The Board of Trustees is committed to ensuring that our composition reflects multiple dimensions of diversity: demographic, geographic, and in expertise. The Nominating Committee reviews patterns and trends in the Board’s composition and leads efforts to enhance Board diversity—part of its responsibilities to ensure the Board as a whole has the needed skills, knowledge, and experience to fulfill the Board’s governance mandate and fiduciary responsibilities, and for the Committee to plan appropriately for Trustee transitions. The Nominating Committee strives to attain balance across various dimensions and applies intentional recruitment efforts when it identifies gaps. The Board considers various factors in recruiting and maintaining our Board, including:
- Demographic—including age, gender, gender identity, sexual orientation, race, ethnicity, and nationality;
- Geographic—global representation including from the countries and regions where the Population Council conducts its work and from which it receives funding; and
- Expertise and qualifications—such as relevant industry experience, academic areas of research, technical knowledge, and required skills not least in relation to fiduciary oversight and stewardship.
To further strengthen diversity and representation among the Council’s Trustees and to ensure this commitment is sustained, the Board will take intentional steps to achieve or maintain the following targets (on a three-year rolling average) by no later than end-2026:
- At least 50% of trustees must identify as women; and

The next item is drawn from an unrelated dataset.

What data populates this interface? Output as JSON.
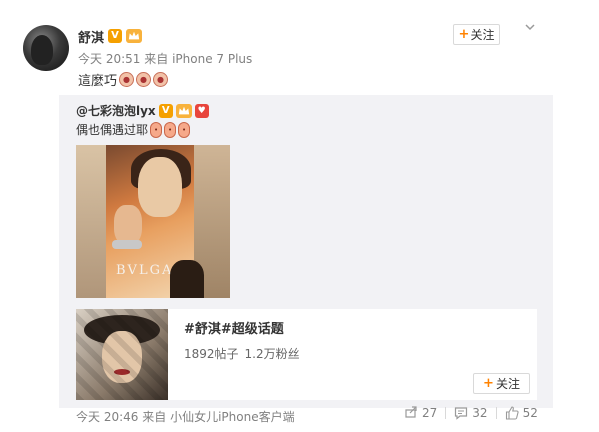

- At least 50% of Trustees must be nationals of low- and middle-income countries (LMICs) – who either reside in that country (or another LMIC) and/or maintain a meaningful presence in the LMIC of which they are a (dual) national.
Additionally, the Board will endeavor to ensure that at least two trustees will be early/mid-career (younger than age 45) at the time of their initial appointment.
The Board supports the Population Council’s Agenda for Change, through which the organization is addressing critical issues of diversity, equity, and inclusion in all aspects of its work, systems, structures, and processes. The Trustees are overseeing the Council’s progress in advancing this agenda, and the value of a diverse and inclusive Board also supports our overall effectiveness.